I recently reviewed “Reforming Scotland Future: What future for Scottish Education”. The main suggested reforms from the author where
- Increased Autonomy: His conclusion was increased Automony would improve results, this, of course, is the current policy of the Uk government in relation to English schools but as Dylan Willaim points out in his book “Creating the Schools our Children Need” increased autonomy has little impact on increasing a nations educational standard. If given complete freedom some schools will perform exceptionally well ( Michaela in England being an example) and some will perform extremely poorly ( Al-Madinah school in England). The overall effect is a net-zero or negligible improvement in the overall educational attainment of a nation.
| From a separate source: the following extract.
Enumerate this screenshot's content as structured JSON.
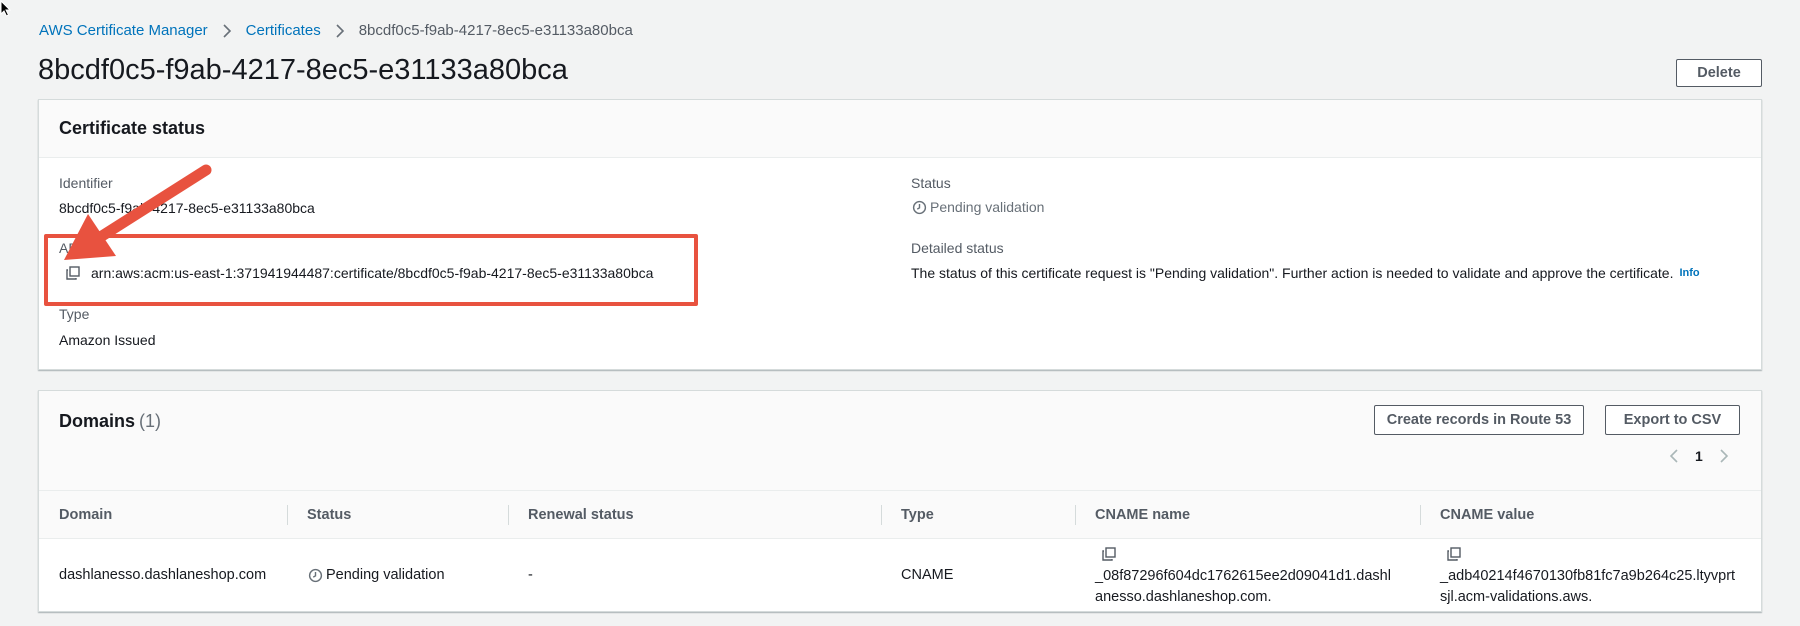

- Learning from experience: This improvement strikes with a sense of irony since the introduction of the curriculum for excellence educational experience in every international metric has fallen in Scotland and in internal metrics such as SSLN. His conclusion from the piece is it’s just not been implemented correctly this strikes me as a classic case of “new true Scotsman fallacy”, what evidence would be acceptable to show CfE has been a failure? We have respected international educationalist posting articles such as
Learning lessons from the failure of Scotland’s “Curriculum for Excellence” https://gregashman.wordpress.com/2017/03/22/learning-lessons-from-the-failure-of-scotlands-curriculum-for-excellence/
3. Technology is transforming education argument, this argument can be found in books of 19th-century philosophers. I have yet to read a study in which the use of technology in the classroom has significantly improved leaning. The mere presence of a mobile phone in the classroom led to 20% reduction in attention, concentration and performance ( Thorton 2014 Social Psychology) Schools that banned mobile phones received a 6.4% increase in their exam results going up to 14% for the previous lowest-achieving ( Beland and Murphy 2015). “laptops use can negatively affect performance on educational assessments , even or perhaps especially – when the computer is used for its intended function of easier note-taking” (Muller and Oppenheimer, 2014).
To transform Scottish education and close the achievement gap we need to focus on the areas that have been shown to work time and time again. Teaching for long term memory, spacing, interleaving retrieval, a strong knowledge-based coherent curriculum with a focus on mastery at each step, firm and loving discipline.
We should invest in teachers and in CPD, scrap failing skills-based curriculums and invite our poorest children to share in rich knowledge-based culture, giving them opportunities and life chances currently reserved only for they’re well off piers.